(YOUR TASK)
Each line of the data that includes the string "JSON" is to be copied out.

(RECORDS PROVIDED)
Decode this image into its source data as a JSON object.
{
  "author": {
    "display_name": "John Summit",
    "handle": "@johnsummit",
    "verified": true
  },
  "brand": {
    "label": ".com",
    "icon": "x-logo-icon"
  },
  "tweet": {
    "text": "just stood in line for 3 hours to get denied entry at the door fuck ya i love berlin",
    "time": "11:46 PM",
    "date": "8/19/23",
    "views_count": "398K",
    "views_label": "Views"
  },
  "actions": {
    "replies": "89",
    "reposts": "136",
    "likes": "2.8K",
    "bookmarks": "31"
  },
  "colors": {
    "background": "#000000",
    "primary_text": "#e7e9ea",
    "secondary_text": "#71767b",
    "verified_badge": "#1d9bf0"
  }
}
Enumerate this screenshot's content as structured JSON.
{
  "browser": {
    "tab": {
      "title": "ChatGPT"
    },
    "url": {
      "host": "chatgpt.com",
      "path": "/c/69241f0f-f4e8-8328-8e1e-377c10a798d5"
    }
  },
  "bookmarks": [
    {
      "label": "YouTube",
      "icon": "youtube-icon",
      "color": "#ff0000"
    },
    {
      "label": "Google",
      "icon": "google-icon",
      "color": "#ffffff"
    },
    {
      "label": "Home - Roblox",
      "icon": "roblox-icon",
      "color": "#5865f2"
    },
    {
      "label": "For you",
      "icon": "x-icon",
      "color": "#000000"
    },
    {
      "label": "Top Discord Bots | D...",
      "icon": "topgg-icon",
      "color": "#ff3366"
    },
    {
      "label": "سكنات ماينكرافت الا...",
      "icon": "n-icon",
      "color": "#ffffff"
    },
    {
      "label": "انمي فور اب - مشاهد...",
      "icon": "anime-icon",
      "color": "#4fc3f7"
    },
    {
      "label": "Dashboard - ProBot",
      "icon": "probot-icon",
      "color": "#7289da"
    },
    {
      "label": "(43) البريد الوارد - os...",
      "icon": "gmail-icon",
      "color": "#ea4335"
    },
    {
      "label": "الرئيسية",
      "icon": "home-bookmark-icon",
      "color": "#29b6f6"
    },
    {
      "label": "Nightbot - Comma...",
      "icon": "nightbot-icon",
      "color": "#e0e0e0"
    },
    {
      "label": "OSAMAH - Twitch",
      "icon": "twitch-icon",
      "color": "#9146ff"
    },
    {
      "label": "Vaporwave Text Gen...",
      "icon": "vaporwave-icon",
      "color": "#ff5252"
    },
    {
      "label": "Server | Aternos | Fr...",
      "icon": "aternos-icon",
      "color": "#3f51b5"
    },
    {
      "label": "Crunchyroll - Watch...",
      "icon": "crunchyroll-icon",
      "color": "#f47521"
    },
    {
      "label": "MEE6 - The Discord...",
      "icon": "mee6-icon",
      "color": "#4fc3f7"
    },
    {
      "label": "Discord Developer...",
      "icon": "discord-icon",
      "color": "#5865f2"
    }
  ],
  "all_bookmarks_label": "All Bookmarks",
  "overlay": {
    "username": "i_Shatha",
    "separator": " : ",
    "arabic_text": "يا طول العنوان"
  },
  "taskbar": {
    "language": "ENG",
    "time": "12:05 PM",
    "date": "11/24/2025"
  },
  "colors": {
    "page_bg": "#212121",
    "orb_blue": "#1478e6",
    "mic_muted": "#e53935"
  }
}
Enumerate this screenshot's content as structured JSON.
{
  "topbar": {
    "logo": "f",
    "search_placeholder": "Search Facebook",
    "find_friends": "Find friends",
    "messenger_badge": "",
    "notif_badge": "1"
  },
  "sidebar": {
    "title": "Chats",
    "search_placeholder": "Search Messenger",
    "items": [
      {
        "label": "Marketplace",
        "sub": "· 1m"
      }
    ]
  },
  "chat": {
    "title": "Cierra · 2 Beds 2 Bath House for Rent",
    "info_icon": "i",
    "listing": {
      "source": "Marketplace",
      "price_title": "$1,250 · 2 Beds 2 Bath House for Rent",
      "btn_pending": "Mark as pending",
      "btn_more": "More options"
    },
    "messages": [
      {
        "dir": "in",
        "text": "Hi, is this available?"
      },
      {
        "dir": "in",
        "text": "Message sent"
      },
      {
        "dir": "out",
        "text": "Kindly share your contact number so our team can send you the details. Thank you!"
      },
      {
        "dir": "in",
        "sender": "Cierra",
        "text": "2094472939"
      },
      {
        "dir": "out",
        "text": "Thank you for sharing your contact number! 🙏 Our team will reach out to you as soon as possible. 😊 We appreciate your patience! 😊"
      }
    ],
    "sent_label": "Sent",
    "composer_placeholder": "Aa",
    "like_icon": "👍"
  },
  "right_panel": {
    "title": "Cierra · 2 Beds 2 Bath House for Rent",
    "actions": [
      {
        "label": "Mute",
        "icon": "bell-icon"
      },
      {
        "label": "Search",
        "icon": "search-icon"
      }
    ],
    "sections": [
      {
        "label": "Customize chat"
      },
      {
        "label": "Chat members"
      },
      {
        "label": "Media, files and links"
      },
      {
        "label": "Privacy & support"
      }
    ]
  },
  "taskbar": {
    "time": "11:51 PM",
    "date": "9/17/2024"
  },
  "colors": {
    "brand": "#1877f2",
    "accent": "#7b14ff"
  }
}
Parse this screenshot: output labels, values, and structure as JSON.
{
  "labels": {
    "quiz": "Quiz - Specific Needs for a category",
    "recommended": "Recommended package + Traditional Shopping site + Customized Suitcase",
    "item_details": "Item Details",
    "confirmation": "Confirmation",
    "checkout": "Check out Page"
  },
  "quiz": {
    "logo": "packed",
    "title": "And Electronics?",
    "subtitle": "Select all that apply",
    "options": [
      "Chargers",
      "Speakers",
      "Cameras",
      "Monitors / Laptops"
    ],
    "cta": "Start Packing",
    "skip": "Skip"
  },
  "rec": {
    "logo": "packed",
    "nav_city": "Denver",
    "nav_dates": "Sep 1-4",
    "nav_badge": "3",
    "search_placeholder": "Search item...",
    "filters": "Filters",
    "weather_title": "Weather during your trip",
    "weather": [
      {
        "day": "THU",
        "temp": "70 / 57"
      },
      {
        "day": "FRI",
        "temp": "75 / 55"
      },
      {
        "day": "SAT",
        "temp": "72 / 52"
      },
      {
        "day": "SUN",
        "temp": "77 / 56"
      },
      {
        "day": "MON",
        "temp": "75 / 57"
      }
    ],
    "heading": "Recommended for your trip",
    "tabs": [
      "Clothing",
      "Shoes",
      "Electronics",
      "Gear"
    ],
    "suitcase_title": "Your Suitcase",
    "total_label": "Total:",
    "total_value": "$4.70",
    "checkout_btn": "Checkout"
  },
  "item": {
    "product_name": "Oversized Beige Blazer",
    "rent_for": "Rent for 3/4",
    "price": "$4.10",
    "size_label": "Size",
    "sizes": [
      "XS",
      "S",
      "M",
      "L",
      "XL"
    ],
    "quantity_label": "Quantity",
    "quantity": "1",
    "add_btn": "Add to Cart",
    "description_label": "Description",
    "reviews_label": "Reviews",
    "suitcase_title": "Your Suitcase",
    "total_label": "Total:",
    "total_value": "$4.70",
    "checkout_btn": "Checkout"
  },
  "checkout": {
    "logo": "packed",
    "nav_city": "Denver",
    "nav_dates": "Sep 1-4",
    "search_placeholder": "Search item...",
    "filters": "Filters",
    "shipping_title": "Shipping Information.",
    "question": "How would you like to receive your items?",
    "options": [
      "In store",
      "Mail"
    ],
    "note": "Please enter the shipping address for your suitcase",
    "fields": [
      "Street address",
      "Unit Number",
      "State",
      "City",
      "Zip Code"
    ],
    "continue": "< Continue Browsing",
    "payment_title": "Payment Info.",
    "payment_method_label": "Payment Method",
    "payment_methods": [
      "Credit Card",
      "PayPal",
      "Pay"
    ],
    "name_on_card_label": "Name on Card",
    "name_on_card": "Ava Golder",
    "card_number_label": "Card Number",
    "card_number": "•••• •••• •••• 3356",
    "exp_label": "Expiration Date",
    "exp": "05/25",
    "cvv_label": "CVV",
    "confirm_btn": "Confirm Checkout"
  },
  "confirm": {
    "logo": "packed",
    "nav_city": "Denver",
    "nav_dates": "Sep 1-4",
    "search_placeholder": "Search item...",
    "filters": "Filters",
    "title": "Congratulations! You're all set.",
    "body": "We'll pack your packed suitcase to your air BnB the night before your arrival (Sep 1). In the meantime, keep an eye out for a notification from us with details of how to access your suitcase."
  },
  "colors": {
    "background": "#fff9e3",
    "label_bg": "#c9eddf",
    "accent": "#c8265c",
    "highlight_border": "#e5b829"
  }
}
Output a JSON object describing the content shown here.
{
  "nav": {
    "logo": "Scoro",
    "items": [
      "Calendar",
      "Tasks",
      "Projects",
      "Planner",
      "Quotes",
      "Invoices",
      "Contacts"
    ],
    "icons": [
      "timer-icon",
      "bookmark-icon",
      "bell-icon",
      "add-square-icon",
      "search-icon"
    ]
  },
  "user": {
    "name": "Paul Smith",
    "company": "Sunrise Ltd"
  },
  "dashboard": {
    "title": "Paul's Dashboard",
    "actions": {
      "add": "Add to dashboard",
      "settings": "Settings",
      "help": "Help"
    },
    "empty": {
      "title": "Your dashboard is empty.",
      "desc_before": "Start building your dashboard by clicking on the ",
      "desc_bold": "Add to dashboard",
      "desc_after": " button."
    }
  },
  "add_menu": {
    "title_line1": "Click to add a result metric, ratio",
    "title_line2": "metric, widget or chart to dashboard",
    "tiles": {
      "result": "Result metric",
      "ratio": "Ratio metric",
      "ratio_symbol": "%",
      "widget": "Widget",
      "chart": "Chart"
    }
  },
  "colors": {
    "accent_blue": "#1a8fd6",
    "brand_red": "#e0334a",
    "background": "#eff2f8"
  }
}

(OUTPUT)
Decode this image into its source data as a JSON object.
Enumerate this screenshot's content as structured JSON.
Enumerate this screenshot's content as structured JSON.
Parse this screenshot: output labels, values, and structure as JSON.
Output a JSON object describing the content shown here.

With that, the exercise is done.